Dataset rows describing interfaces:

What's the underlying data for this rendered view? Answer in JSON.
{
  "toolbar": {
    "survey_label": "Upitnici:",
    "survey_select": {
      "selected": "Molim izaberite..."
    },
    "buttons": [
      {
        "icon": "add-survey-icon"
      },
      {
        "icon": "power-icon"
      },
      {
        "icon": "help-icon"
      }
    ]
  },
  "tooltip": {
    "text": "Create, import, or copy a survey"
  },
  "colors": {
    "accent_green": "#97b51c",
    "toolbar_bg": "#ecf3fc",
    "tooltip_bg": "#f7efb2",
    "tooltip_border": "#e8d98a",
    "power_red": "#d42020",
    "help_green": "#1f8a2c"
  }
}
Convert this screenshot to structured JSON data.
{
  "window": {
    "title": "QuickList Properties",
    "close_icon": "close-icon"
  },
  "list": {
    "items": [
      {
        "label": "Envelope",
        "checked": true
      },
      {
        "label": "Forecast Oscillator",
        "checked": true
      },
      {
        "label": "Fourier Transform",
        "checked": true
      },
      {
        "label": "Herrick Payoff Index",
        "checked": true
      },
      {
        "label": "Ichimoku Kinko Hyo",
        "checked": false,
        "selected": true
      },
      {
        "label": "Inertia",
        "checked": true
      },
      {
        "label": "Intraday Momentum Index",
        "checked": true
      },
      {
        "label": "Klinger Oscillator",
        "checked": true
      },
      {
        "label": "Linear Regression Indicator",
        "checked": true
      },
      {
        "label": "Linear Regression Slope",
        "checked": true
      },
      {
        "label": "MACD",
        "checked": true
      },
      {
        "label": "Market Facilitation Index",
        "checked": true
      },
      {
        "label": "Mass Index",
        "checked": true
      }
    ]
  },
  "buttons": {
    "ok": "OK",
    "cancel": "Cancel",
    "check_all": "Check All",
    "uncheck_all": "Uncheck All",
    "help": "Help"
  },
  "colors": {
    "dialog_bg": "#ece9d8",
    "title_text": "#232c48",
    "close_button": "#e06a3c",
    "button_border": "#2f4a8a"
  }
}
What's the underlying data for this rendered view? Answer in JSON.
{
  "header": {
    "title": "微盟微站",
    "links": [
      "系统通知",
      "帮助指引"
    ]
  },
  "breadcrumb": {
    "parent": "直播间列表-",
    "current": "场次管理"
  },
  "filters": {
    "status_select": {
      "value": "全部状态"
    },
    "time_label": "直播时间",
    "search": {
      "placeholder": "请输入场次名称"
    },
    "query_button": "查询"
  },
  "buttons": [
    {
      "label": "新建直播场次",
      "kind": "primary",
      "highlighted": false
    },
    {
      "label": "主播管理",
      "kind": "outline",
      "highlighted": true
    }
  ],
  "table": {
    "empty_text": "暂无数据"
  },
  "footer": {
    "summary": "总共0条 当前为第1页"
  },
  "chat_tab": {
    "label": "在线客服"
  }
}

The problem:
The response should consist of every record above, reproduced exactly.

Answer section:
What's the underlying data for this rendered view? Answer in JSON.
{
  "toolbar": {
    "survey_label": "Upitnici:",
    "survey_select": {
      "selected": "Molim izaberite..."
    },
    "buttons": [
      {
        "icon": "add-survey-icon"
      },
      {
        "icon": "power-icon"
      },
      {
        "icon": "help-icon"
      }
    ]
  },
  "tooltip": {
    "text": "Create, import, or copy a survey"
  },
  "colors": {
    "accent_green": "#97b51c",
    "toolbar_bg": "#ecf3fc",
    "tooltip_bg": "#f7efb2",
    "tooltip_border": "#e8d98a",
    "power_red": "#d42020",
    "help_green": "#1f8a2c"
  }
}
Convert this screenshot to structured JSON data.
{
  "window": {
    "title": "QuickList Properties",
    "close_icon": "close-icon"
  },
  "list": {
    "items": [
      {
        "label": "Envelope",
        "checked": true
      },
      {
        "label": "Forecast Oscillator",
        "checked": true
      },
      {
        "label": "Fourier Transform",
        "checked": true
      },
      {
        "label": "Herrick Payoff Index",
        "checked": true
      },
      {
        "label": "Ichimoku Kinko Hyo",
        "checked": false,
        "selected": true
      },
      {
        "label": "Inertia",
        "checked": true
      },
      {
        "label": "Intraday Momentum Index",
        "checked": true
      },
      {
        "label": "Klinger Oscillator",
        "checked": true
      },
      {
        "label": "Linear Regression Indicator",
        "checked": true
      },
      {
        "label": "Linear Regression Slope",
        "checked": true
      },
      {
        "label": "MACD",
        "checked": true
      },
      {
        "label": "Market Facilitation Index",
        "checked": true
      },
      {
        "label": "Mass Index",
        "checked": true
      }
    ]
  },
  "buttons": {
    "ok": "OK",
    "cancel": "Cancel",
    "check_all": "Check All",
    "uncheck_all": "Uncheck All",
    "help": "Help"
  },
  "colors": {
    "dialog_bg": "#ece9d8",
    "title_text": "#232c48",
    "close_button": "#e06a3c",
    "button_border": "#2f4a8a"
  }
}
What's the underlying data for this rendered view? Answer in JSON.
{
  "header": {
    "title": "微盟微站",
    "links": [
      "系统通知",
      "帮助指引"
    ]
  },
  "breadcrumb": {
    "parent": "直播间列表-",
    "current": "场次管理"
  },
  "filters": {
    "status_select": {
      "value": "全部状态"
    },
    "time_label": "直播时间",
    "search": {
      "placeholder": "请输入场次名称"
    },
    "query_button": "查询"
  },
  "buttons": [
    {
      "label": "新建直播场次",
      "kind": "primary",
      "highlighted": false
    },
    {
      "label": "主播管理",
      "kind": "outline",
      "highlighted": true
    }
  ],
  "table": {
    "empty_text": "暂无数据"
  },
  "footer": {
    "summary": "总共0条 当前为第1页"
  },
  "chat_tab": {
    "label": "在线客服"
  }
}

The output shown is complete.